Dataset rows for apps and sites
Start of Block
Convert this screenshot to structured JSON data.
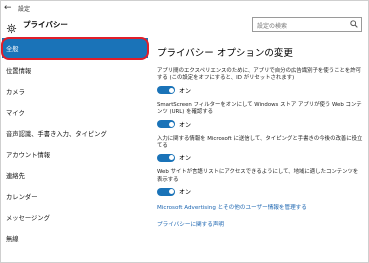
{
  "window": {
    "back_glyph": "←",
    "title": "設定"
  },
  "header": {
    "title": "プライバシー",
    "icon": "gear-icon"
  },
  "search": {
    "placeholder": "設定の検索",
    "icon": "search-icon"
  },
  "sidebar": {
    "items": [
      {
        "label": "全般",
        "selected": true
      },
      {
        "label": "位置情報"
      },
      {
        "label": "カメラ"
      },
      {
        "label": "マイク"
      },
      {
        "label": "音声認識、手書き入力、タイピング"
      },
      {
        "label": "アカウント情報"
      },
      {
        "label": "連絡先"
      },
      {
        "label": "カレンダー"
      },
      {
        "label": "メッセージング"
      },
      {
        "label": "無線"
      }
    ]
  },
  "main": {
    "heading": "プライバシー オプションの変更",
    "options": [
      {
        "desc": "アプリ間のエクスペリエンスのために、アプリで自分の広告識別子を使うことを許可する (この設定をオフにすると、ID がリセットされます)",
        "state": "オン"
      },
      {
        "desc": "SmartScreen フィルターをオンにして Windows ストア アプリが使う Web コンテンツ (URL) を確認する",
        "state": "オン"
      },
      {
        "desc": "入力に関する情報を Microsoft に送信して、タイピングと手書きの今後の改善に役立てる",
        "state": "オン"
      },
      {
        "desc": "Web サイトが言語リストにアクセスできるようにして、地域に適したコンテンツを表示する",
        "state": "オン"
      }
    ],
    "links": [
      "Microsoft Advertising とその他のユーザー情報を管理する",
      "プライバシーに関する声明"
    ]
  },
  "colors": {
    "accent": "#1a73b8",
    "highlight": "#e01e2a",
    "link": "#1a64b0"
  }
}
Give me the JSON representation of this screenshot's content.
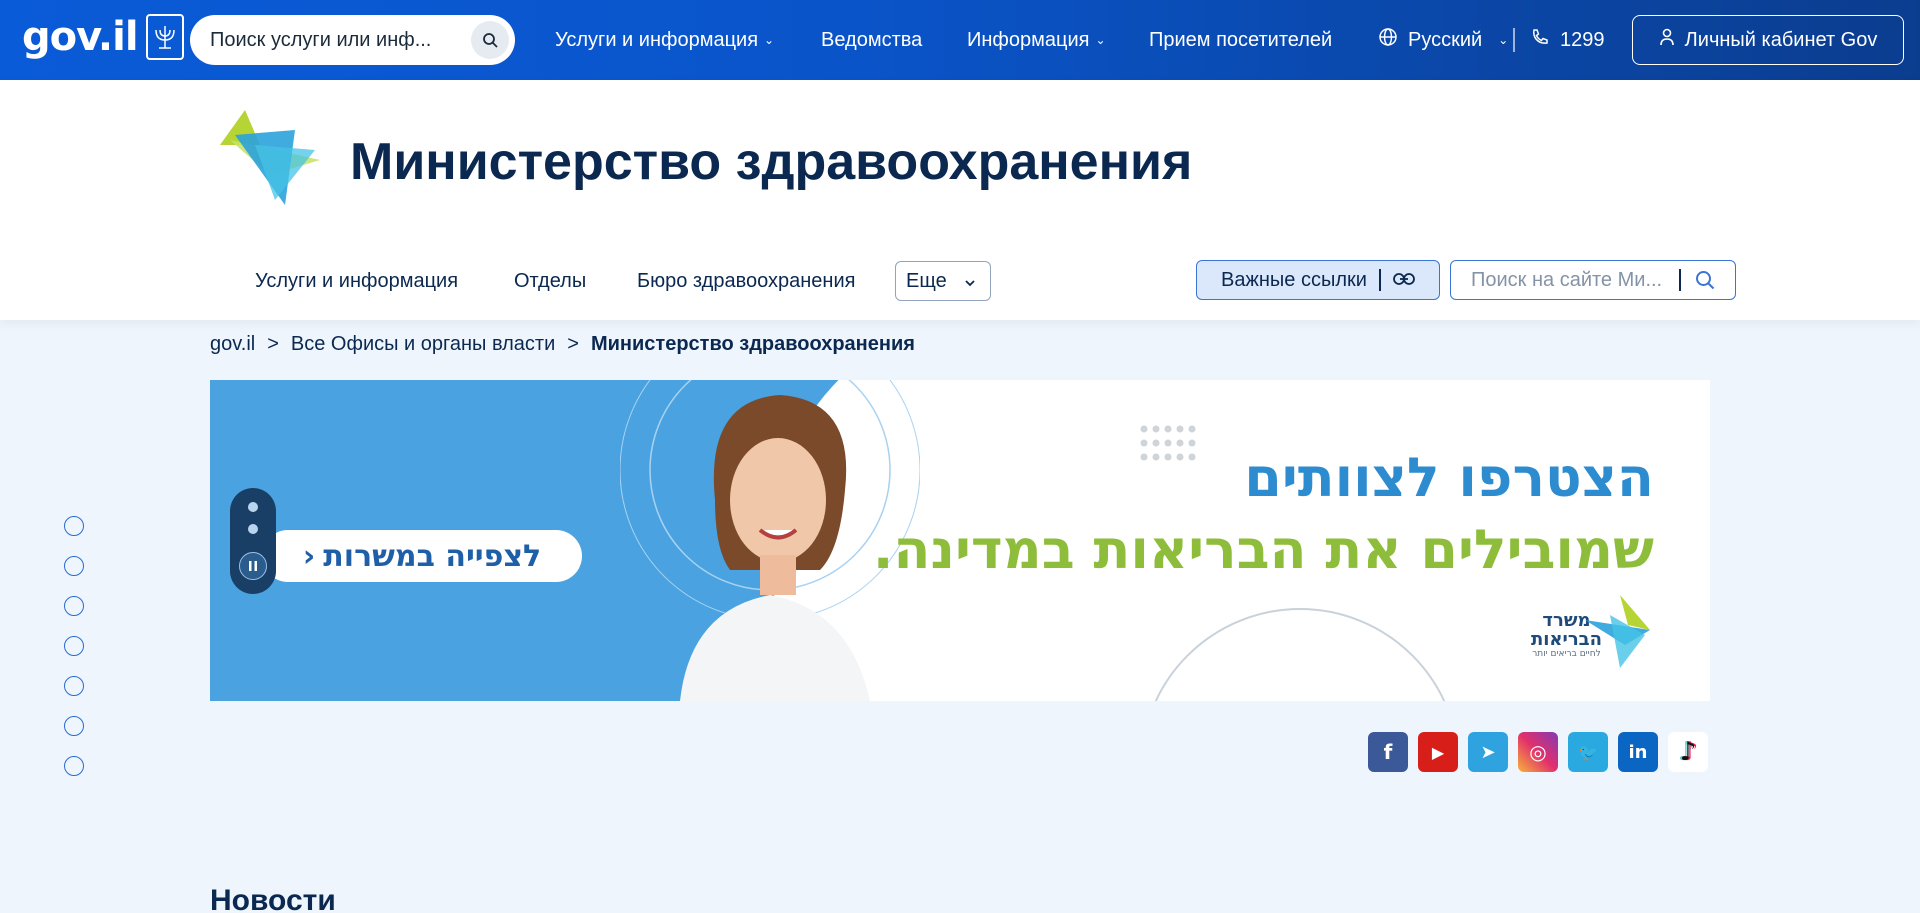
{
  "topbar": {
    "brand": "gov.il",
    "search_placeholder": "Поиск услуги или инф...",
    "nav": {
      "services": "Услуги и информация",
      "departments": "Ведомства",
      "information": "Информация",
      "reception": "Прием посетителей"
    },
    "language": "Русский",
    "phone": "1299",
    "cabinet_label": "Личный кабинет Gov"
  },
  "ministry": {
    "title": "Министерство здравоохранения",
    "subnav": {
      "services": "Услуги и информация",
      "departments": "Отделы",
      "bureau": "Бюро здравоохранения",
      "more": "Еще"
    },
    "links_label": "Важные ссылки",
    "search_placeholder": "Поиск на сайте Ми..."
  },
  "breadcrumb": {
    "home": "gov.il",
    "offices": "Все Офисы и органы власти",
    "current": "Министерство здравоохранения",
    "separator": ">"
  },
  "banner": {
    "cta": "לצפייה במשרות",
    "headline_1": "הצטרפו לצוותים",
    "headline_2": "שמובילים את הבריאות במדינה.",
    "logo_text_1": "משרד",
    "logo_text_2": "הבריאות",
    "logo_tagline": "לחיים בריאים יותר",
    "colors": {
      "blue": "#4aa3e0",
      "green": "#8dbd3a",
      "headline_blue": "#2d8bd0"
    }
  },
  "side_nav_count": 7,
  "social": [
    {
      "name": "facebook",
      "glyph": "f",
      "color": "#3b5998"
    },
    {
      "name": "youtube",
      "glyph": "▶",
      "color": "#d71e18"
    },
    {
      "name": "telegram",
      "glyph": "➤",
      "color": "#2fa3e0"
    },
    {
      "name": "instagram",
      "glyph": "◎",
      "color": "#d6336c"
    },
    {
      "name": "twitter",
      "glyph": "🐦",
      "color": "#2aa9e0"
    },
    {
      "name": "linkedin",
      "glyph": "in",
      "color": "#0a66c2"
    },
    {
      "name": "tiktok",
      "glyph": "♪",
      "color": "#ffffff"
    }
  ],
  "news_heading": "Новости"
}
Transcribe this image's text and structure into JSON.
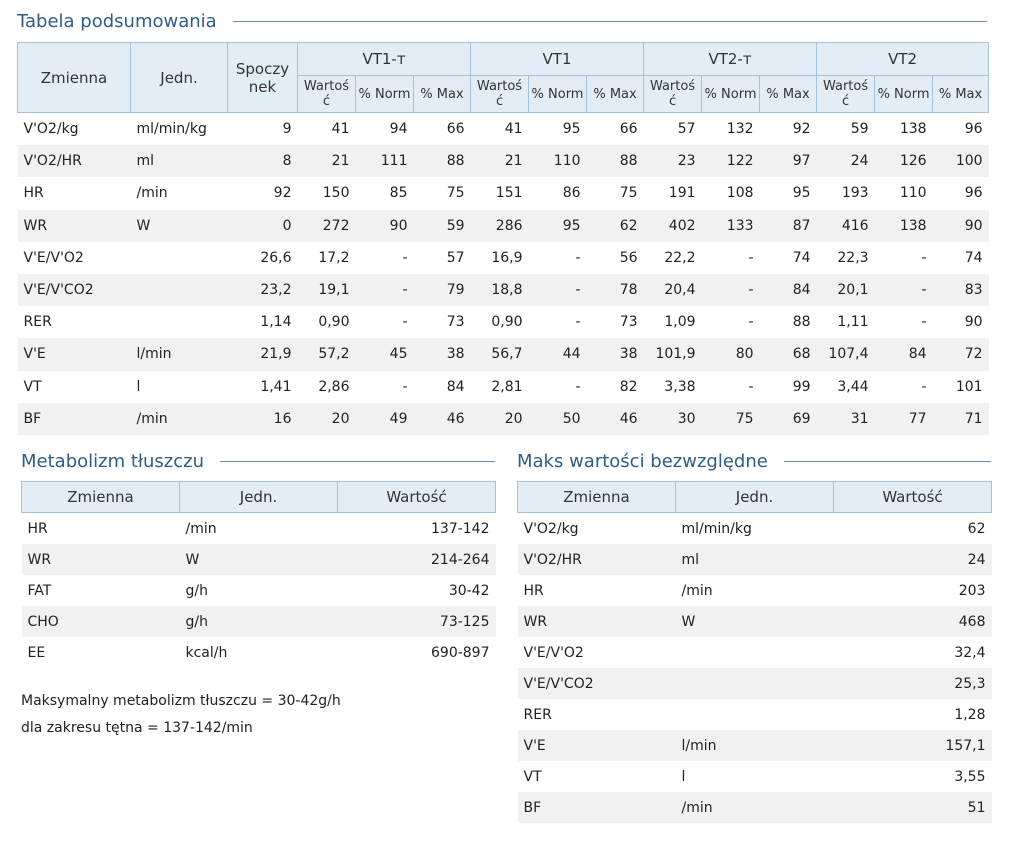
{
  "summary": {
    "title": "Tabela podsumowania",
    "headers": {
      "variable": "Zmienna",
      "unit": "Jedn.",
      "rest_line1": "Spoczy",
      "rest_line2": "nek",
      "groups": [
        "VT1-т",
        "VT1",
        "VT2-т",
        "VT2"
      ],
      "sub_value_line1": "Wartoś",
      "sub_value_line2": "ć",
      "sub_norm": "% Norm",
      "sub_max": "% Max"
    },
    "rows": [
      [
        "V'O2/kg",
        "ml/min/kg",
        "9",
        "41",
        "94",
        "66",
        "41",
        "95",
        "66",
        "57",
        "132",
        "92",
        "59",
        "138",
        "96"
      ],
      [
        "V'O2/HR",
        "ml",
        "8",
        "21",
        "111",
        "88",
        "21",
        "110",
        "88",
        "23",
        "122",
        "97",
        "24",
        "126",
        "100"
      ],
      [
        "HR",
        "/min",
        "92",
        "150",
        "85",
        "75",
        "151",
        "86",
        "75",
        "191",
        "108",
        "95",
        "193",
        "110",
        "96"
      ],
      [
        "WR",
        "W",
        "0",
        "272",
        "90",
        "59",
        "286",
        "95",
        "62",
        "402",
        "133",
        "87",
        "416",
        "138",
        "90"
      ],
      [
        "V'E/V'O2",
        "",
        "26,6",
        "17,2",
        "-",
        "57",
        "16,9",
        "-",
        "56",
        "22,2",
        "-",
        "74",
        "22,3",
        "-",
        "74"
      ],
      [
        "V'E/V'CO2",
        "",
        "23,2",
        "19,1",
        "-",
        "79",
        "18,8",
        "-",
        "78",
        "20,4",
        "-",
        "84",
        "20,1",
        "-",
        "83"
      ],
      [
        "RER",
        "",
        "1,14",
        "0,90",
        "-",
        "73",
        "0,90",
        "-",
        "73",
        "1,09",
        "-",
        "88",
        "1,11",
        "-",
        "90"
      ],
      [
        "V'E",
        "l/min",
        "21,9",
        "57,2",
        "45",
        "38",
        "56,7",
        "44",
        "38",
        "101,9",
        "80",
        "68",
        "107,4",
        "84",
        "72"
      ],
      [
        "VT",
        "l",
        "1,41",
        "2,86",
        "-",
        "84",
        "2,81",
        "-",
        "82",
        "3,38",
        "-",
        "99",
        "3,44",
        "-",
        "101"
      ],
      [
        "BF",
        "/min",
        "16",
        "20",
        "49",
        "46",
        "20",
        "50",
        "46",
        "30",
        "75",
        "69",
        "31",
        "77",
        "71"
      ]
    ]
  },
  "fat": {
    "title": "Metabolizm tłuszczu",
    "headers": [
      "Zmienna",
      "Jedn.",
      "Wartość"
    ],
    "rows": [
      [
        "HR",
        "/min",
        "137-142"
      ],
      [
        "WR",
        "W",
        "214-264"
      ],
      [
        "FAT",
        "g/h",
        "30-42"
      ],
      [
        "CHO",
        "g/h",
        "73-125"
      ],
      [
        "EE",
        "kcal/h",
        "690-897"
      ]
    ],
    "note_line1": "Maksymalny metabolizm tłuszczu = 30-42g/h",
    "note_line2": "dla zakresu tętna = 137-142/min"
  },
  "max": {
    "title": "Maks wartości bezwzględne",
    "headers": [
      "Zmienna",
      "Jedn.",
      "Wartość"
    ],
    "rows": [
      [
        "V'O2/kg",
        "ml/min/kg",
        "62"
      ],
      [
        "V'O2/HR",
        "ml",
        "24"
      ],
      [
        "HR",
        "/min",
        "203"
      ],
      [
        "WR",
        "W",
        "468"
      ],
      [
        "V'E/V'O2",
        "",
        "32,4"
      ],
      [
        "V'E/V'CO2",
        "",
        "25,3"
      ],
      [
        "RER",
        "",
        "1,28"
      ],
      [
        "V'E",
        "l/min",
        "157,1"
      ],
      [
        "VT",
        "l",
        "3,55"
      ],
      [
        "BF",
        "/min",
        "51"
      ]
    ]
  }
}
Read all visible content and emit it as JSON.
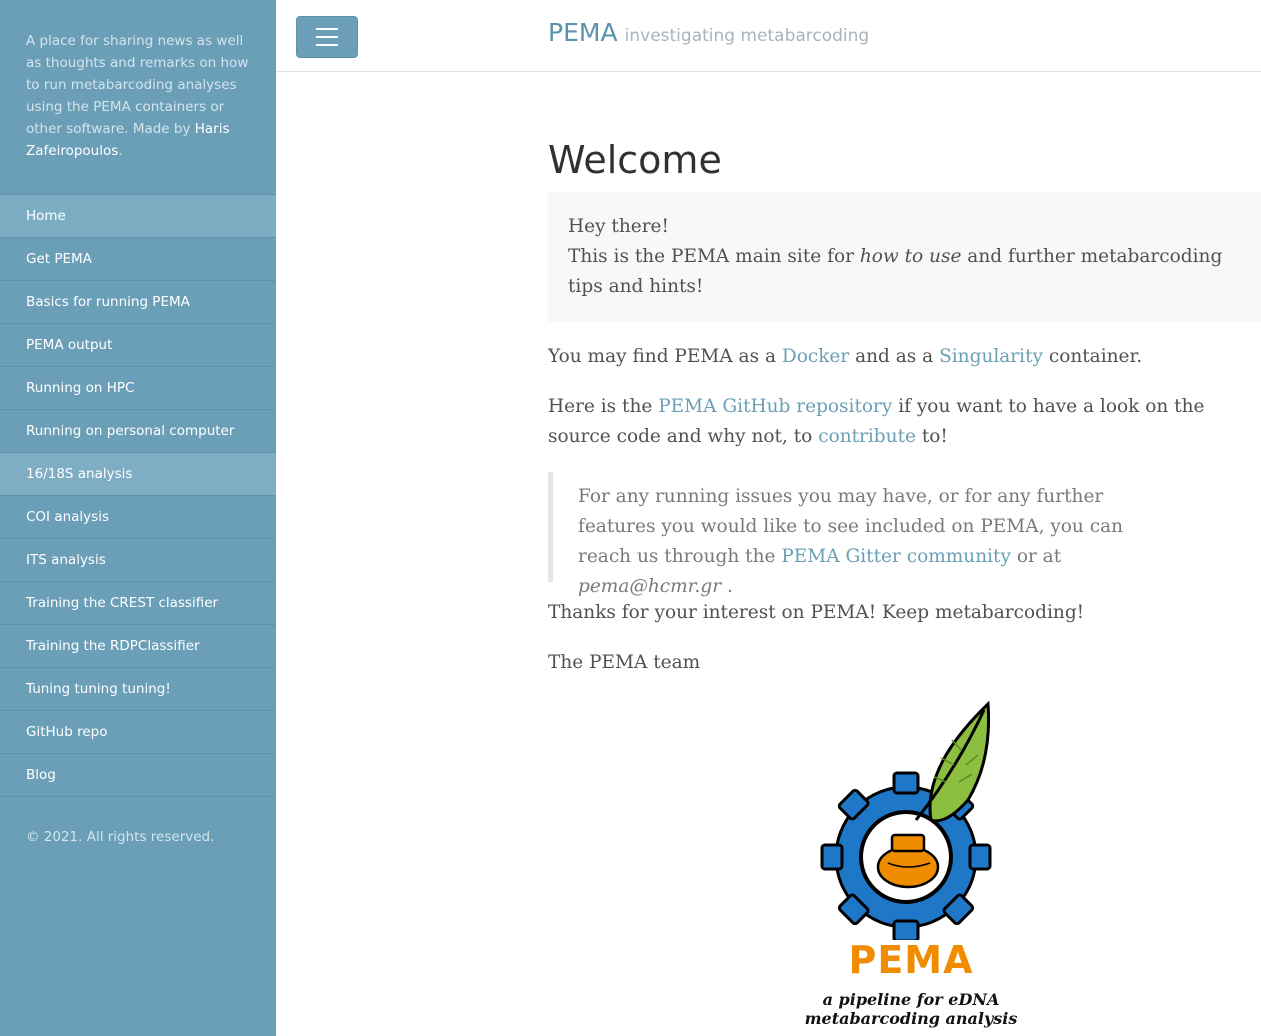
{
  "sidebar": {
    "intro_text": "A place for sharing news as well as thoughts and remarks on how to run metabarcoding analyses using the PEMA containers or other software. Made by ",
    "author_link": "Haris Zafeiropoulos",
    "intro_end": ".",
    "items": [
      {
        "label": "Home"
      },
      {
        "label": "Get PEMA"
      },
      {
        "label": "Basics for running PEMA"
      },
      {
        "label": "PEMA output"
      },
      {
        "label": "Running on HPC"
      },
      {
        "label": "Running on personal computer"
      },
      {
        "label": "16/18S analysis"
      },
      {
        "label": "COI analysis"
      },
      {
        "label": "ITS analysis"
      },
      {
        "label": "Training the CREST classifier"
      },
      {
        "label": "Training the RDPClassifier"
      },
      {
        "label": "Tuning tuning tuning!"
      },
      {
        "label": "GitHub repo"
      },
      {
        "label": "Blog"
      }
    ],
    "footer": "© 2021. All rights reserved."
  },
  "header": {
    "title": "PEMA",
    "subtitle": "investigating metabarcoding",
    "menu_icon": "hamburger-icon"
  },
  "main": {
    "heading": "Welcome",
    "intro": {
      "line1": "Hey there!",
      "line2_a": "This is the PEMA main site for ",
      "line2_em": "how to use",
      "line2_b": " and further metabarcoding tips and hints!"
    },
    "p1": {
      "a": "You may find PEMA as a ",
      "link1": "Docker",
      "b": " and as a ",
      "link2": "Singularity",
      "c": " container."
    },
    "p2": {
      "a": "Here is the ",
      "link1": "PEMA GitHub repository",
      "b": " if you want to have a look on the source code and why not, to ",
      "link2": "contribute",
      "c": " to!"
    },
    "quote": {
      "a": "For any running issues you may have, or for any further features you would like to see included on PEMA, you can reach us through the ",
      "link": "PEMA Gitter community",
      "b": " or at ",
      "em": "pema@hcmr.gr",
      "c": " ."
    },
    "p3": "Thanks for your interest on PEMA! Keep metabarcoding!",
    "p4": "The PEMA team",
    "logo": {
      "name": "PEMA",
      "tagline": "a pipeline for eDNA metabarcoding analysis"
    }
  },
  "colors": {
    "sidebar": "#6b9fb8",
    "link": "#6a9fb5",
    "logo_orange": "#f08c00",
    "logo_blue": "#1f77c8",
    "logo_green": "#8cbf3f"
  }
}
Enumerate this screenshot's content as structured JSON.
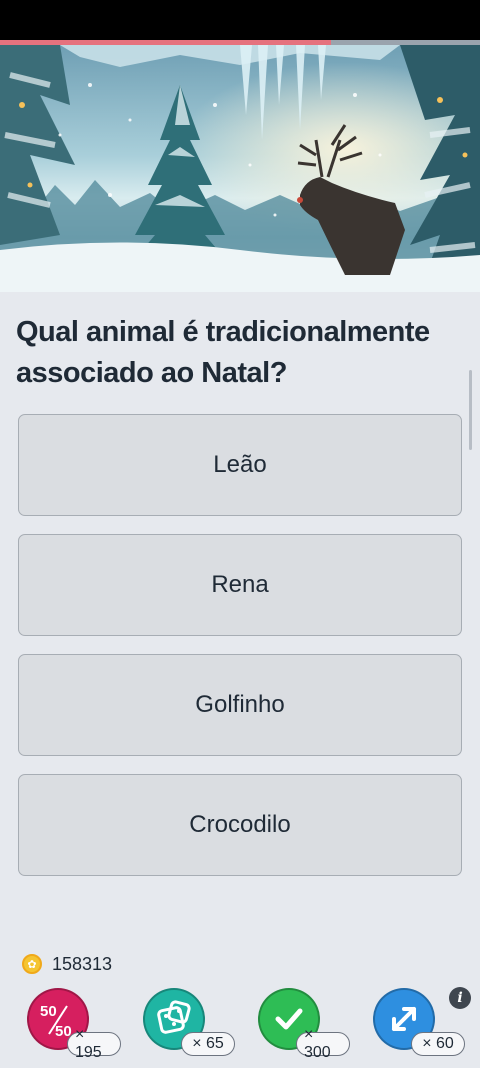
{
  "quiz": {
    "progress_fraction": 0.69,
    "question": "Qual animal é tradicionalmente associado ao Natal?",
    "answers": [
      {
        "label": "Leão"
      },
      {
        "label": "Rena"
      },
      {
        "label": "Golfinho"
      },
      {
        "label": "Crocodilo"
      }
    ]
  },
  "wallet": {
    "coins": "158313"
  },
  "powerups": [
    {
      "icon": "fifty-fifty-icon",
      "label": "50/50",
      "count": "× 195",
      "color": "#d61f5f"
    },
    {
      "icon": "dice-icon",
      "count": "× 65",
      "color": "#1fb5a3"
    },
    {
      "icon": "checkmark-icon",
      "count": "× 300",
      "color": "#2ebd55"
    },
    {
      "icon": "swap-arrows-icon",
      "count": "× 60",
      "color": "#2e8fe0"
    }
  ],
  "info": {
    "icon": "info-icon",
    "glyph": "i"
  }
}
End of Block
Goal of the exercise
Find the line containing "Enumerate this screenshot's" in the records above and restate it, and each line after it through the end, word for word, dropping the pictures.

Response box
Enumerate this screenshot's content as structured JSON.
{
  "quiz": {
    "progress_fraction": 0.69,
    "question": "Qual animal é tradicionalmente associado ao Natal?",
    "answers": [
      {
        "label": "Leão"
      },
      {
        "label": "Rena"
      },
      {
        "label": "Golfinho"
      },
      {
        "label": "Crocodilo"
      }
    ]
  },
  "wallet": {
    "coins": "158313"
  },
  "powerups": [
    {
      "icon": "fifty-fifty-icon",
      "label": "50/50",
      "count": "× 195",
      "color": "#d61f5f"
    },
    {
      "icon": "dice-icon",
      "count": "× 65",
      "color": "#1fb5a3"
    },
    {
      "icon": "checkmark-icon",
      "count": "× 300",
      "color": "#2ebd55"
    },
    {
      "icon": "swap-arrows-icon",
      "count": "× 60",
      "color": "#2e8fe0"
    }
  ],
  "info": {
    "icon": "info-icon",
    "glyph": "i"
  }
}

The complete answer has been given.